- What you should do:
Identify each line in the records below that contains the word "glyph", and copy it.

[[ Records shown open ]]

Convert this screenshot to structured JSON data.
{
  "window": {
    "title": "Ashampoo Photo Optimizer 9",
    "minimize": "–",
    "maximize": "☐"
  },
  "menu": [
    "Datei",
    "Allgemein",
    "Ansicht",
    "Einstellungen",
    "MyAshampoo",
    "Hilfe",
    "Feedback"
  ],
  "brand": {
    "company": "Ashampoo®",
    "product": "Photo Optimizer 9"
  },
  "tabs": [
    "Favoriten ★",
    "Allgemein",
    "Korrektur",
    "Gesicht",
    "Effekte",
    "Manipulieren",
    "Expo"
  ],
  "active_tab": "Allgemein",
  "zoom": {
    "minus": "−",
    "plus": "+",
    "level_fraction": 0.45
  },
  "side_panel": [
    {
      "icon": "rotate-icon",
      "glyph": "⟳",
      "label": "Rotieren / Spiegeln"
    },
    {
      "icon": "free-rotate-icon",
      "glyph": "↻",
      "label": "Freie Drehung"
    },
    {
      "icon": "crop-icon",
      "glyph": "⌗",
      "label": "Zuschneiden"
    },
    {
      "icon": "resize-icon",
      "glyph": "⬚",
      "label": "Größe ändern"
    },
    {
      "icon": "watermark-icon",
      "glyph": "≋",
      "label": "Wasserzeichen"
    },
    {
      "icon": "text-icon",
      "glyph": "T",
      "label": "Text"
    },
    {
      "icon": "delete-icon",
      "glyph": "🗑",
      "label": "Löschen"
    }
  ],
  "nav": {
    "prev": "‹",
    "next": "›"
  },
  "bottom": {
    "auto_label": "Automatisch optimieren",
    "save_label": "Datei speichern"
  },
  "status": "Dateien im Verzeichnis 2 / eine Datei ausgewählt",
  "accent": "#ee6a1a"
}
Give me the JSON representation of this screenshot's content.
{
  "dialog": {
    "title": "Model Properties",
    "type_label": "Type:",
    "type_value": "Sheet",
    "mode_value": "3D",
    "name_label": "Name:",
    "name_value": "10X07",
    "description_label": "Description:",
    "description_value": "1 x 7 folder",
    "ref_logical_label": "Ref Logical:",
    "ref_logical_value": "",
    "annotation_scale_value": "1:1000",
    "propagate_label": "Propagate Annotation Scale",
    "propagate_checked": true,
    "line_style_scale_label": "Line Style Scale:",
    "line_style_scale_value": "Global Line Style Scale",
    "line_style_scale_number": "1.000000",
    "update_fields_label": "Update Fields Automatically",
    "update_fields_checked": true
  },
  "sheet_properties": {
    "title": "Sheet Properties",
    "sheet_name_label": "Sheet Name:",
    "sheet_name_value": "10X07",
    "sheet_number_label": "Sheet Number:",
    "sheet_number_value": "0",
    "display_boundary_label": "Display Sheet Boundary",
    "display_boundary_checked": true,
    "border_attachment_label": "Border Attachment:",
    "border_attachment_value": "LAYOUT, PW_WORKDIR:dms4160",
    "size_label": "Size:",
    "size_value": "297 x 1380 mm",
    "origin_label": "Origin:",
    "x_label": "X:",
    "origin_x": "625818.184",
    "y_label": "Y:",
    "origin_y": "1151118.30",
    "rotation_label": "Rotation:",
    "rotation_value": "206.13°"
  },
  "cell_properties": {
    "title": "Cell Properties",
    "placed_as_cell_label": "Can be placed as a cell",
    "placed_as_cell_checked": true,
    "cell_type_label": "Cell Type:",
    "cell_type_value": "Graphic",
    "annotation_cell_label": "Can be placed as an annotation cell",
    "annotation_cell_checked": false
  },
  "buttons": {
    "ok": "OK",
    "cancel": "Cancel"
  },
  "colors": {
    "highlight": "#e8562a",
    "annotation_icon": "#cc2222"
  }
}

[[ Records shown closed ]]

- Answer space:
      "glyph": "⟳",
      "glyph": "↻",
      "glyph": "⌗",
      "glyph": "⬚",
      "glyph": "≋",
      "glyph": "T",
      "glyph": "🗑",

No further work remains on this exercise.